This richly imagined novel, set in Hawai'i more than a century ago, is an extraordinary epic of a little-known time and place---and a deeply moving testament to the resiliency of the human spirit. Rachel Kalama, a spirited seven-year-old Hawaiian girl, dreams of visiting far-off lands like her father, a merchant seaman. Then one day a rose-colored mark appears on her skin, and those dreams are stolen from her. Taken from her home and family, Rachel is sent to Kalaupapa, the quarantined leprosy settlement on the island of Moloka'i. Here her life is supposed to end---but instead she discovers it is only just beginning. With a vibrant cast of vividly realized characters, Moloka'i is the true-to-life chronicle of a people who embraced life in the face of death.
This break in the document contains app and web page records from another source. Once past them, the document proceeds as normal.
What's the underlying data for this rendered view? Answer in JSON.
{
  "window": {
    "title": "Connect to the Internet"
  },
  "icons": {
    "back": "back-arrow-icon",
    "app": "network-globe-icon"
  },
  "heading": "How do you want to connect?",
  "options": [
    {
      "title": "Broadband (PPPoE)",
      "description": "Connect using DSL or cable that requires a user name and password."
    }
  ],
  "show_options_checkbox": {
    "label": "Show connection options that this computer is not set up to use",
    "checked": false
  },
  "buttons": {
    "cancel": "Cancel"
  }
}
Such is the warmth, humor, and compassion of this novel that "few readers will remain unchanged by Rachel's story".
Elizabeth Chadwick - The Leopard Unleashed
Renard, Lord of the Ravenstow estate and Crusader knight returns from Antioch, but he does not return alone. He brings with him a mistress, Olwen, a beautiful but untrustworthy dancing girl. Renard has returned home because of his father's ill health and imminent death. Also there is tension locally caused by the dispute over the succession to England's throne. He must also think about his arranged marriage to a nearby heiress. Though he is preoccupied with the political battles going on around him, Renard is pleasantly surprised by his new wife and soon becomes disenchanted with Olwen, his mistress. But her scheming poses danger not only to his marriage, but everything he owns.
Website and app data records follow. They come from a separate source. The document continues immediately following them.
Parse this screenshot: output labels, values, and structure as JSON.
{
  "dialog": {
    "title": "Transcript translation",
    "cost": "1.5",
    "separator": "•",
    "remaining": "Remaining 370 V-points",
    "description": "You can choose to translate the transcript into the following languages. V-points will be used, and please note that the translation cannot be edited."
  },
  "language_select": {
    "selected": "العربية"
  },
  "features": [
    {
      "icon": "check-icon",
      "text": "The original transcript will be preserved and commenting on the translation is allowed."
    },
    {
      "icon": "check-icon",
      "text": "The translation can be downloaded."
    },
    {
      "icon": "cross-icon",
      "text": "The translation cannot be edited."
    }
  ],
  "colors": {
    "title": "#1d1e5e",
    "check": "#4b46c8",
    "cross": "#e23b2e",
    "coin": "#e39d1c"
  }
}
Ismeretlen szerző - Cyprus
The purpose of this publication is to help you discover and appreciate our cultural treasures. Many of these are included in this booklet, however, it is beyond the scope of a publication of this size and nature to provide a detailed reference. The antiquities of Pafos, the Neolithic Settlement of Choirokoitia, as well as nine Byzantine Churches from the Troodos region are included in the official World Cultural Heritage list, thereby endorsing their importance. The personnel of the Information Offices of the Cyprus Tourism Organisation in Cyprus and abroad will be happy to help you plan your visits in the best possible way. The various publications and leaflets, available free of charge in our offices, contain a variety of useful information on Cyprus. Unfortunately, since July 1974 a significant part of our cultural heritage is under Turkish occupation and as a result acquaintance with it is impossible. This heritage has been suffering deliberate and serious destruction, since the Turkish forces systematically aim at changing the demographic and cultural structure of occupied Cyprus.
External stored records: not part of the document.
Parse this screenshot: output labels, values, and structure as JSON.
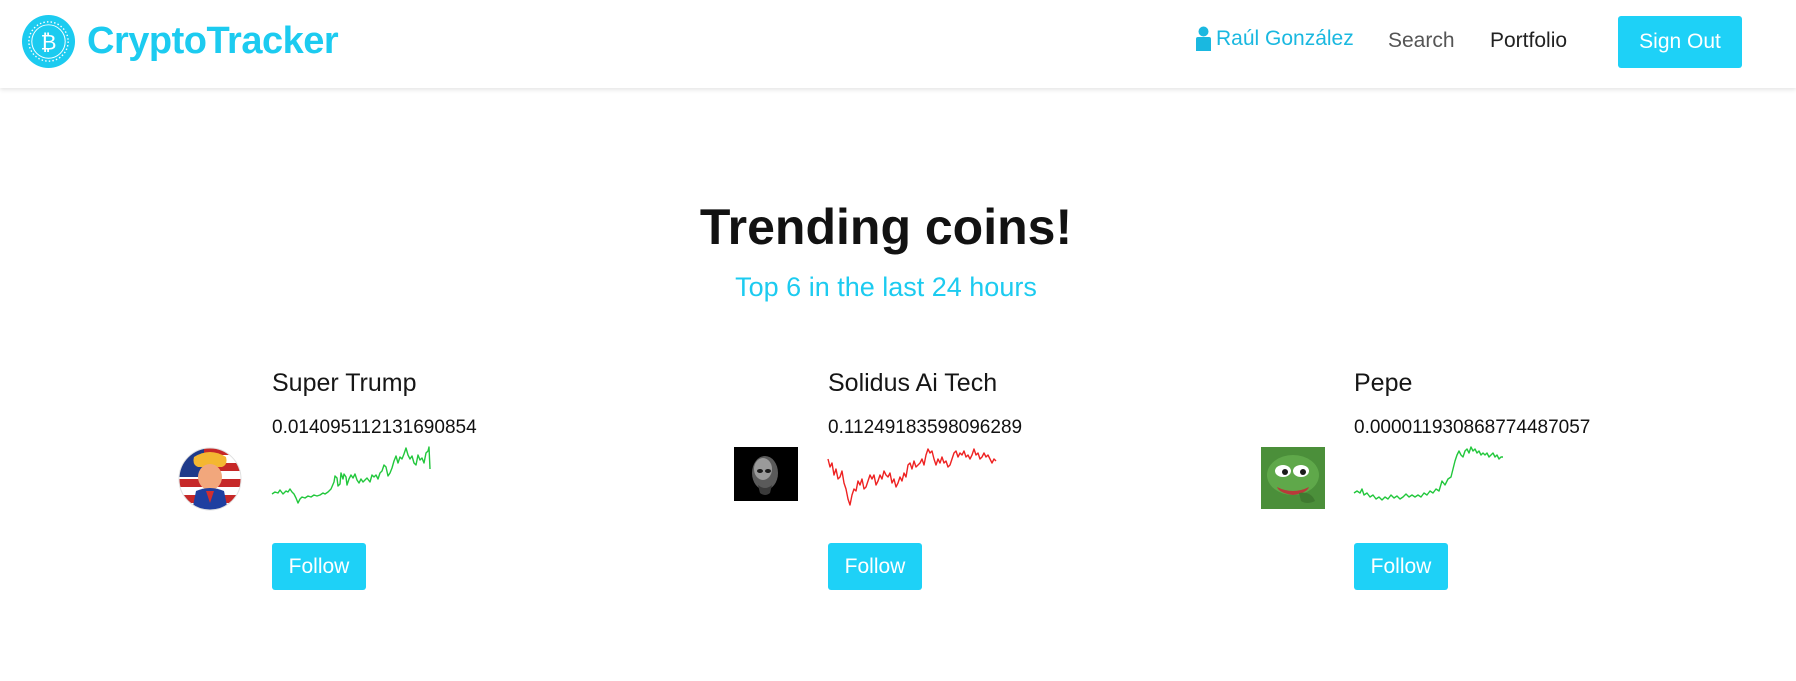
{
  "header": {
    "brand_name": "CryptoTracker",
    "user_name": "Raúl González",
    "search_label": "Search",
    "portfolio_label": "Portfolio",
    "signout_label": "Sign Out"
  },
  "hero": {
    "title": "Trending coins!",
    "subtitle": "Top 6 in the last 24 hours"
  },
  "coins": [
    {
      "name": "Super Trump",
      "price": "0.014095112131690854",
      "follow_label": "Follow",
      "trend": "up",
      "spark_color": "#22c73c"
    },
    {
      "name": "Solidus Ai Tech",
      "price": "0.11249183598096289",
      "follow_label": "Follow",
      "trend": "down",
      "spark_color": "#ee2222"
    },
    {
      "name": "Pepe",
      "price": "0.000011930868774487057",
      "follow_label": "Follow",
      "trend": "up",
      "spark_color": "#22c73c"
    }
  ],
  "colors": {
    "brand": "#1ccbf0",
    "button": "#1ed1f7",
    "user_link": "#1ab8e0"
  },
  "icons": {
    "logo": "bitcoin-logo-icon",
    "user": "user-icon"
  }
}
Valerio Massimo Manfredi - The Ends of the Earth
All his life, Alexander defied the limits the gods gave mortals. That passion overwhelmed cities and armies...and united a vast empire. Alexander was no longer simply King of Macedonia: The Pan-Hellenic League had named him Supreme Leader. Egypt crowned him Pharaoh. And all Persia acknowledged him as Great King. He was a true heir to Achilles and Hercules, a leader who had guided troops to victory beyond the Nile, the Tigris, and the Euphrates. Now, conquering India would place all of Asia in his hands. But his army reached the limit of its endurance, and the cost of triumph had been high — in blood, betrayal, and tragedy. Alexander lost Barsine, his first beloved; Bucephalus, a steed unequaled; Peritas, his loyal hound; and Hephaestion, the closest companion of his youth. Still he sought the wisdom and might to transform the empire he had claimed into the one of which he dreamed, no longer divided into victors and vanquished, but a unified people under his rule. For Alexander was destined for timeless glory in the domain of heroes and gods — both in his lifetime and in the realm of eternal legend.